The Discount Tire Rally on the Rocks is an event that’s come into popularity the last several years, held each May and drawing hundreds of UTVs and quads. Grand County has control over it, in that the rally requires a special events permit in order to be held. It’s based at the Old Spanish Trail Arena, and it’s one of Moab’s numerous economic boons. But many folks who live in Moab and throughout Spanish Valley have come to brace themselves the most when the rally is held. They notice the distinction of a harsher, more obnoxious motorized crowd than even what goes on during Easter Jeep Safari. It is true; most over-the-road vehicles’ motors are muffled more than the off-roading types.
I didn’t like it several years ago when the Utah Legislature made it permissible for all-terrain toys to be driven on public roads. But I see their argument: How can a body say that motorcycles and sports cars be allowed when ATVs with similar-sized engines can’t be, especially if such vehicles meet the same safety criteria as other street-legal rigs?
The Moab area’s playground has beckoned the burgeoning part of our population that prefers to explore the vast desert by machine. I’ll reluctantly admit that full-suspension crawlers can most efficiently cover miles of the Colorado Plateau more comfortably and quickly than the Wagoneers I grew up bouncing around in. The open-air models with their big tires and low centers of gravity are fun if a person likes to scramble around the rocks and isn’t skilled on a mountain bike or other mode of transportation.

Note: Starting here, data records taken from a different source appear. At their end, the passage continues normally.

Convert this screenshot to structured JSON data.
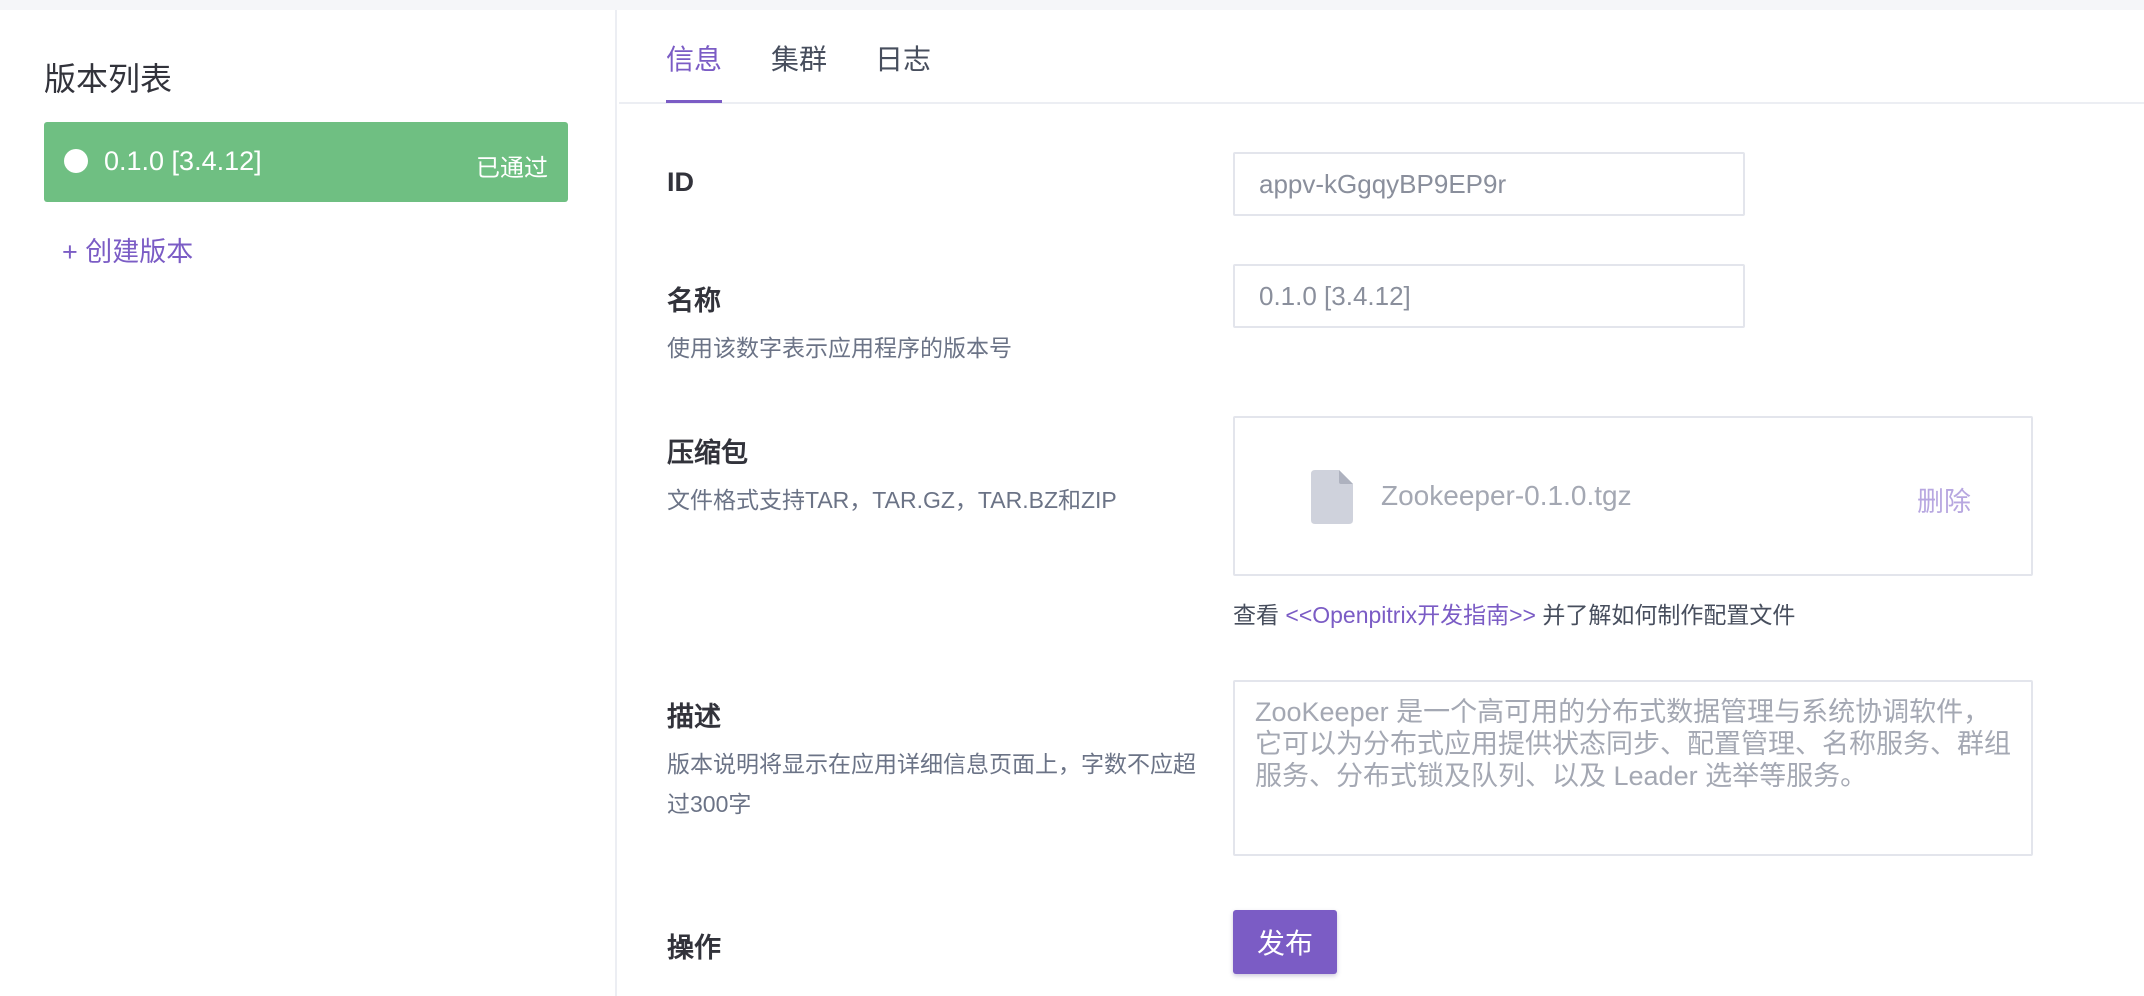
{
  "sidebar": {
    "title": "版本列表",
    "versions": [
      {
        "name": "0.1.0 [3.4.12]",
        "status": "已通过"
      }
    ],
    "create_label": "+ 创建版本"
  },
  "tabs": [
    {
      "label": "信息",
      "active": true
    },
    {
      "label": "集群",
      "active": false
    },
    {
      "label": "日志",
      "active": false
    }
  ],
  "form": {
    "id": {
      "label": "ID",
      "value": "appv-kGgqyBP9EP9r"
    },
    "name": {
      "label": "名称",
      "help": "使用该数字表示应用程序的版本号",
      "value": "0.1.0 [3.4.12]"
    },
    "package": {
      "label": "压缩包",
      "help": "文件格式支持TAR，TAR.GZ，TAR.BZ和ZIP",
      "file_name": "Zookeeper-0.1.0.tgz",
      "delete_label": "删除",
      "guide_prefix": "查看",
      "guide_link": "<<Openpitrix开发指南>>",
      "guide_suffix": "并了解如何制作配置文件"
    },
    "description": {
      "label": "描述",
      "help": "版本说明将显示在应用详细信息页面上，字数不应超过300字",
      "value": "ZooKeeper 是一个高可用的分布式数据管理与系统协调软件，它可以为分布式应用提供状态同步、配置管理、名称服务、群组服务、分布式锁及队列、以及 Leader 选举等服务。"
    },
    "actions": {
      "label": "操作",
      "publish_label": "发布"
    }
  },
  "colors": {
    "accent": "#7b5cc5",
    "success": "#6fbf82",
    "border": "#e3e5ec"
  },
  "icons": {
    "status": "circle-icon",
    "file": "file-icon"
  }
}
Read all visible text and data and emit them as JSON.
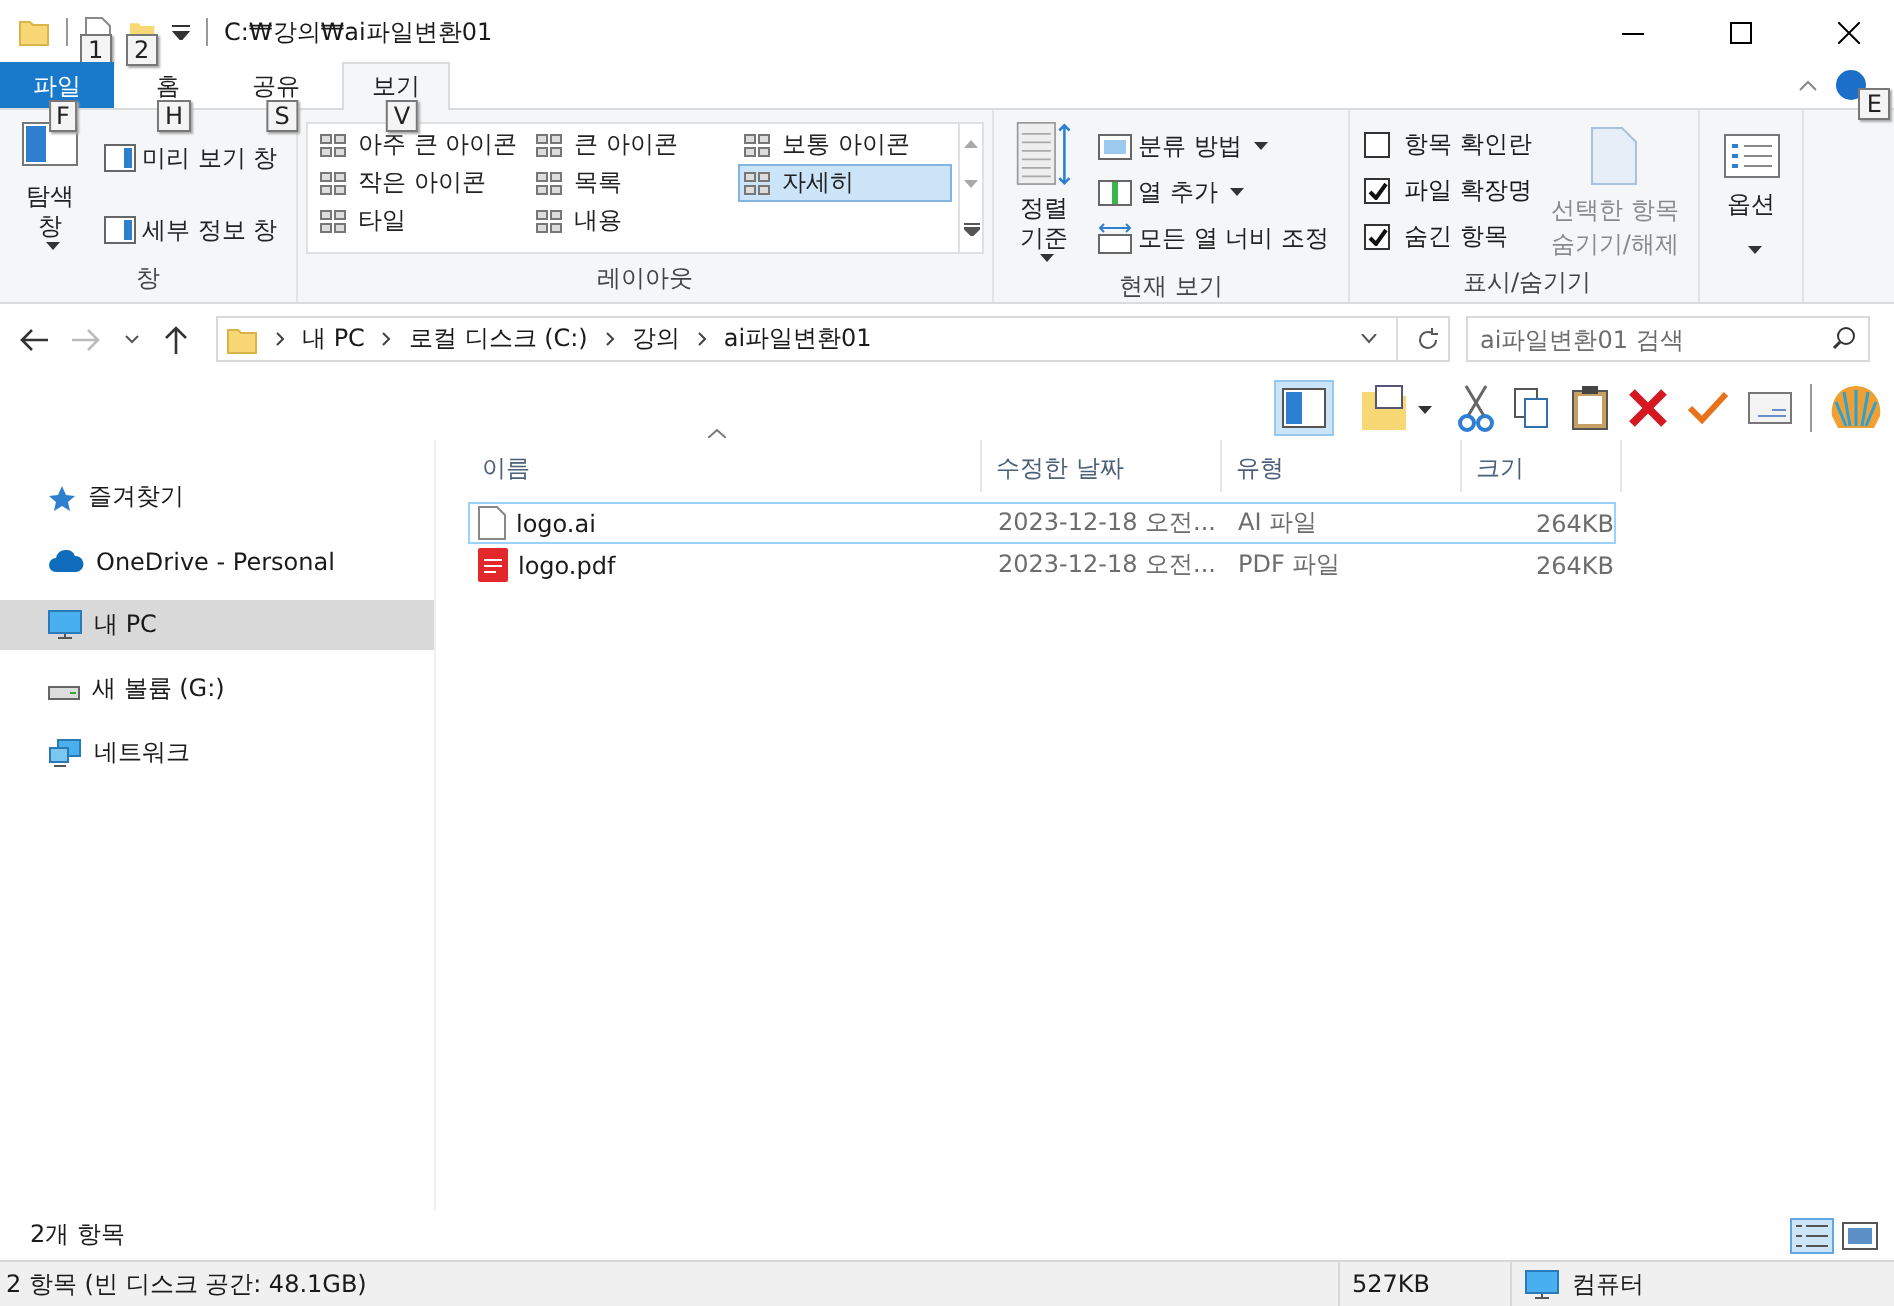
{
  "title_bar": {
    "path": "C:₩강의₩ai파일변환01",
    "quick_access_keytips": [
      "1",
      "2"
    ]
  },
  "ribbon": {
    "tabs": [
      {
        "label": "파일",
        "keytip": "F",
        "selected": false,
        "kind": "file"
      },
      {
        "label": "홈",
        "keytip": "H",
        "selected": false,
        "kind": "normal"
      },
      {
        "label": "공유",
        "keytip": "S",
        "selected": false,
        "kind": "normal"
      },
      {
        "label": "보기",
        "keytip": "V",
        "selected": true,
        "kind": "normal"
      }
    ],
    "help_keytip": "E",
    "pane_group": {
      "label": "창",
      "navigation_pane": "탐색 창",
      "preview_pane": "미리 보기 창",
      "details_pane": "세부 정보 창"
    },
    "layout_group": {
      "label": "레이아웃",
      "options": [
        {
          "label": "아주 큰 아이콘",
          "selected": false
        },
        {
          "label": "큰 아이콘",
          "selected": false
        },
        {
          "label": "보통 아이콘",
          "selected": false
        },
        {
          "label": "작은 아이콘",
          "selected": false
        },
        {
          "label": "목록",
          "selected": false
        },
        {
          "label": "자세히",
          "selected": true
        },
        {
          "label": "타일",
          "selected": false
        },
        {
          "label": "내용",
          "selected": false
        }
      ]
    },
    "current_view_group": {
      "label": "현재 보기",
      "sort_by": "정렬 기준",
      "group_by": "분류 방법",
      "add_columns": "열 추가",
      "size_columns": "모든 열 너비 조정"
    },
    "show_hide_group": {
      "label": "표시/숨기기",
      "checkboxes": [
        {
          "label": "항목 확인란",
          "checked": false
        },
        {
          "label": "파일 확장명",
          "checked": true
        },
        {
          "label": "숨긴 항목",
          "checked": true
        }
      ],
      "hide_selected": {
        "label": "선택한 항목 숨기기/해제",
        "disabled": true
      }
    },
    "options_label": "옵션"
  },
  "address_bar": {
    "breadcrumbs": [
      "내 PC",
      "로컬 디스크 (C:)",
      "강의",
      "ai파일변환01"
    ],
    "search": {
      "placeholder": "ai파일변환01 검색"
    }
  },
  "sidebar": {
    "items": [
      {
        "label": "즐겨찾기",
        "kind": "star",
        "selected": false
      },
      {
        "label": "OneDrive - Personal",
        "kind": "cloud",
        "selected": false
      },
      {
        "label": "내 PC",
        "kind": "pc",
        "selected": true
      },
      {
        "label": "새 볼륨 (G:)",
        "kind": "drive",
        "selected": false
      },
      {
        "label": "네트워크",
        "kind": "network",
        "selected": false
      }
    ]
  },
  "files": {
    "columns": [
      "이름",
      "수정한 날짜",
      "유형",
      "크기"
    ],
    "rows": [
      {
        "kind": "blank",
        "name": "logo.ai",
        "date": "2023-12-18 오전...",
        "type": "AI 파일",
        "size": "264KB",
        "focused": true
      },
      {
        "kind": "pdf",
        "name": "logo.pdf",
        "date": "2023-12-18 오전...",
        "type": "PDF 파일",
        "size": "264KB",
        "focused": false
      }
    ]
  },
  "status": {
    "item_count": "2개 항목",
    "view_buttons": [
      {
        "kind": "details",
        "selected": true
      },
      {
        "kind": "large",
        "selected": false
      }
    ],
    "summary": "2 항목 (빈 디스크 공간: 48.1GB)",
    "size": "527KB",
    "location": "컴퓨터"
  }
}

Rally on the Rocks brings thousands of folks to town, many of whom are registered with the event and many others who play along the fringes. The same is true of Jeep Safari. My guess is that it’s a small percentage of people who attend the festivities who don’t throttle down in town, but it only takes a few revving yayhoo’s to disturb the peace. Those same yayhoos are vacationing in Moab on any given day, in varying degrees. Which is why it’s not fair for the county to single out this one event, even with the pleading of city officials.
Yes, it’s true this event is greatly impactful, as is the car show when Main Street becomes as busy as the Vegas strip. Name any event and you can find fault with it. The question is how can we as a community implement controls so that these events don’t overrun our town? Our local governing bodies need to figure out ways to keep the additional buzz from continuing to impact our living spaces. We all need to live peaceably in this wonderful place, and to enact rules that will keep residents from feeling like they’re living aside the Brickyard of the Indianapolis Motor Speedway.
When Moab was first established, its primary route of traffic from north to south went along Main Street to Center, then east to 400 East, then east again onto Mill Creek Drive. This was the old highway. As times changed, Main Street pushed south and no longer used Center Street for through traffic. Adjoining neighborhoods surely got more quiet. But the last few decades have seen a surge of traffic through the east side of town as tourists bike and drive to Hell’s Revenge, Sand Flats, Mill Creek and Slickrock. This is Moab’s closest playground for outdoor enthusiasts, and people get there using residential streets such as 100 South and 300 South.
People have been sensitive to noise for a long time. I don’t like the sounds of the rally either, but to single out the nuisances of this event when there are bothers associated with all of our festivals and activities is just not fair. The county special events committee will be holding a meeting on this event on Aug. 17. I hope some solutions will be proposed among those in favor and against.